_Exercise:_ Pull from the data below each line where the word "subtitle" occurs, and copy it.

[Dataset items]
━━━━━━━━━━━━━━━━━━━━━━━━━━━━━━
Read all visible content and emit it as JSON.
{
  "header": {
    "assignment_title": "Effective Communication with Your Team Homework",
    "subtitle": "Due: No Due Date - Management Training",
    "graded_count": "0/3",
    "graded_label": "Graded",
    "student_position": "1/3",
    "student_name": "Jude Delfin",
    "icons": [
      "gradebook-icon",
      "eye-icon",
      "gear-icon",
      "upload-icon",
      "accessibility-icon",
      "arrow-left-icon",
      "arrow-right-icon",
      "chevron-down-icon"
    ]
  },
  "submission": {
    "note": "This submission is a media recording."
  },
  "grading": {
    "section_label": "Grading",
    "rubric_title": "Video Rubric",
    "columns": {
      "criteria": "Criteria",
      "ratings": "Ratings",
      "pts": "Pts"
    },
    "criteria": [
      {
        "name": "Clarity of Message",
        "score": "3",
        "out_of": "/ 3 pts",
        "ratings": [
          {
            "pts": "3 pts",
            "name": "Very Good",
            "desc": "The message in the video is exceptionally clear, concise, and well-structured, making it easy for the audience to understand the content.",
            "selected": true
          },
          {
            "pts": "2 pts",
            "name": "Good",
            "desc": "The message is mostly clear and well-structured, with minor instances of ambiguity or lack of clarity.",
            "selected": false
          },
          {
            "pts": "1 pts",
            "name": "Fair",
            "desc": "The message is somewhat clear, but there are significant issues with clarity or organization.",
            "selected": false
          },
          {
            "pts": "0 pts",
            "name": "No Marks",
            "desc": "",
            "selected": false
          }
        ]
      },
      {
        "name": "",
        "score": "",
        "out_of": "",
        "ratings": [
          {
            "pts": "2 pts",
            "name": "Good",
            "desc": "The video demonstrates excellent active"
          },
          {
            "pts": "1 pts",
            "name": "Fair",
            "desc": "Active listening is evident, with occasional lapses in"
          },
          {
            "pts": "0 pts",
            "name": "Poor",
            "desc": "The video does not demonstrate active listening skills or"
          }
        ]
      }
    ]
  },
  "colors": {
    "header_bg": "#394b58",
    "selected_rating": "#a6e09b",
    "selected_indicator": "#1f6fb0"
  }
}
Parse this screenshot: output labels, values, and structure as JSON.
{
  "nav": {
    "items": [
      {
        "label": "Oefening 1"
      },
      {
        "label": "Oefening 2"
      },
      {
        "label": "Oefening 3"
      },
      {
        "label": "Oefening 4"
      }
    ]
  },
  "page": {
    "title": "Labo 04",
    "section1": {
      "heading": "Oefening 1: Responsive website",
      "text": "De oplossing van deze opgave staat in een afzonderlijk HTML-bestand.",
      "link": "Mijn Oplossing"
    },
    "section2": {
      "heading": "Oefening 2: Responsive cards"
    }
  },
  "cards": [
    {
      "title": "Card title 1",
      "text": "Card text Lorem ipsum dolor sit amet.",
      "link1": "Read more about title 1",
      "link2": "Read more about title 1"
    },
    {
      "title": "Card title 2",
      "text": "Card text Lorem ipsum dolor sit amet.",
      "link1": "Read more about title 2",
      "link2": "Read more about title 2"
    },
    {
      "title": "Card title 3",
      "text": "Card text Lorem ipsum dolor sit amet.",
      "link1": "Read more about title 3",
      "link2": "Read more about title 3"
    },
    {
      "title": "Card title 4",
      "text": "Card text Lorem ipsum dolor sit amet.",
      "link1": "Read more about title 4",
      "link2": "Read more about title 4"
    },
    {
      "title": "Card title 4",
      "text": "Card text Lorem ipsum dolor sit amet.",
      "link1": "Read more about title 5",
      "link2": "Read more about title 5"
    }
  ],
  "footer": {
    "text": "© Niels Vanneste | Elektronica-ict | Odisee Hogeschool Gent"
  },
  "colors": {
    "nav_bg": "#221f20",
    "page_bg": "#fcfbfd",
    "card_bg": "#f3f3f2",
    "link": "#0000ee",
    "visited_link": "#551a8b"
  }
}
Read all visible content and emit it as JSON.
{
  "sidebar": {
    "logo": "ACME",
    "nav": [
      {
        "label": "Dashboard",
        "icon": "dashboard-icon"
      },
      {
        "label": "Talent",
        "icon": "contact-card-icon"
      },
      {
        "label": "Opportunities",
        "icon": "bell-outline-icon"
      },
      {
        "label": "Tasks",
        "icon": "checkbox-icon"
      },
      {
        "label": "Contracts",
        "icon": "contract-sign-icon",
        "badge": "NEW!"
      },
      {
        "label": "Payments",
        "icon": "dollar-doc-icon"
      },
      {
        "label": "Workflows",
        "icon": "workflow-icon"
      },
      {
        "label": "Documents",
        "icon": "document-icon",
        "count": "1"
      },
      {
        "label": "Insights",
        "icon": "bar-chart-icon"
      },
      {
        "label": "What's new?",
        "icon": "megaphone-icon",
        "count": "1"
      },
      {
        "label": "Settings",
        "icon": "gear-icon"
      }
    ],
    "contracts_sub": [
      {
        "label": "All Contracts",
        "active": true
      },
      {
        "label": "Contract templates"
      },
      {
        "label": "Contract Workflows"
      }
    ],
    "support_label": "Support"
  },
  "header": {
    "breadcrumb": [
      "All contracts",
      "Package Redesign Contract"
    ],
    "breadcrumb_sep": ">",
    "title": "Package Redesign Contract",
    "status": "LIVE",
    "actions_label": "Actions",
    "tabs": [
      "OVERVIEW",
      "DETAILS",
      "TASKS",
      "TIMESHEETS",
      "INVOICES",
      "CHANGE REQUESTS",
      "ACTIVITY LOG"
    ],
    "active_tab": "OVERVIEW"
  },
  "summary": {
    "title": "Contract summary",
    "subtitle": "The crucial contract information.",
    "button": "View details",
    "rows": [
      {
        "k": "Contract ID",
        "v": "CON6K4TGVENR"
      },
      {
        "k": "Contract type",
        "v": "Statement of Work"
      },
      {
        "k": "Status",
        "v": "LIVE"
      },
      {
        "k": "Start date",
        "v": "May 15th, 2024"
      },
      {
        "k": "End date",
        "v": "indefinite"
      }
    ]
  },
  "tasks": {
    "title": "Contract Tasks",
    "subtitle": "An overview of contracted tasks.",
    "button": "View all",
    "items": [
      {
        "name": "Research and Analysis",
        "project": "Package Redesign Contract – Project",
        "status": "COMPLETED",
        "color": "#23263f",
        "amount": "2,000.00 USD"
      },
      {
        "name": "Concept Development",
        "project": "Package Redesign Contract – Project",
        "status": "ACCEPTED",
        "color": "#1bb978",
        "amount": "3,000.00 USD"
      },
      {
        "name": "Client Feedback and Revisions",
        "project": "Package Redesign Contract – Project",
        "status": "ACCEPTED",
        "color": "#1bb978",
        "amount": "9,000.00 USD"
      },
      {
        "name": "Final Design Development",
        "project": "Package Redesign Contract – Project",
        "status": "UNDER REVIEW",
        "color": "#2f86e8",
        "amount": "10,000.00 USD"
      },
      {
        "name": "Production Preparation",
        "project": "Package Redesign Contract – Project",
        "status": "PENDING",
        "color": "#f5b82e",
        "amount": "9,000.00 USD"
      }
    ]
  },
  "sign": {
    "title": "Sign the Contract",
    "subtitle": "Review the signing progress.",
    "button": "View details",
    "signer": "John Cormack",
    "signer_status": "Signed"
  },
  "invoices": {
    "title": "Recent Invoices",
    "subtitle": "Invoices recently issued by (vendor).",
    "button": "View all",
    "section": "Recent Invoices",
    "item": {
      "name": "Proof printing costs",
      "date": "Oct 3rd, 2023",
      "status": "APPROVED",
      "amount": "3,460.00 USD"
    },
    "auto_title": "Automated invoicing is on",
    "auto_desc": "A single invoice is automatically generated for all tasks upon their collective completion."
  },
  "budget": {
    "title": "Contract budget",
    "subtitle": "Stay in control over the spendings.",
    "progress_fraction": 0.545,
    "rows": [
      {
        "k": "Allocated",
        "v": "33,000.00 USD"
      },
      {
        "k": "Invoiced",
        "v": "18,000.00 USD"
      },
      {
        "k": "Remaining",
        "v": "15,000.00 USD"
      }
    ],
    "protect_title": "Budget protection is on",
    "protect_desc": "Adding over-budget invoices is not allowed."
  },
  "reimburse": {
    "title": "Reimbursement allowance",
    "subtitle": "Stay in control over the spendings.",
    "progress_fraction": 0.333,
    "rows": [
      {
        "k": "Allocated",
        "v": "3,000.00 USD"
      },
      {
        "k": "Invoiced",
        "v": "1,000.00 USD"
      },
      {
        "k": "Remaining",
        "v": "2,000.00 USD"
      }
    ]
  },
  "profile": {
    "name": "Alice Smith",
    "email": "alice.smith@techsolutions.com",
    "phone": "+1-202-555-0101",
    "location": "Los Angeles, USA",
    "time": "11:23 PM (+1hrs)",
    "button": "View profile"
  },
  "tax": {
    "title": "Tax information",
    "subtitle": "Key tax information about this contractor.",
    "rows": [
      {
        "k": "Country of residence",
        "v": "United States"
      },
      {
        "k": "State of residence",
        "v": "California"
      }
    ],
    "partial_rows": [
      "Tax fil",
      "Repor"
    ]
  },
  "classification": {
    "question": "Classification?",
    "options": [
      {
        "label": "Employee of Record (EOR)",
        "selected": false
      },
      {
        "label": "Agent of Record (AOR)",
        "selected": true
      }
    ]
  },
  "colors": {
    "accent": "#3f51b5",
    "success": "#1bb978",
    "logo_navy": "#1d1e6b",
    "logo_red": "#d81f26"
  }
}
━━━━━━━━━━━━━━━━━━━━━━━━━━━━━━
_Task result:_
    "subtitle": "Due: No Due Date - Management Training",
    "subtitle": "The crucial contract information.",
    "subtitle": "An overview of contracted tasks.",
    "subtitle": "Review the signing progress.",
    "subtitle": "Invoices recently issued by (vendor).",
    "subtitle": "Stay in control over the spendings.",
    "subtitle": "Stay in control over the spendings.",
    "subtitle": "Key tax information about this contractor.",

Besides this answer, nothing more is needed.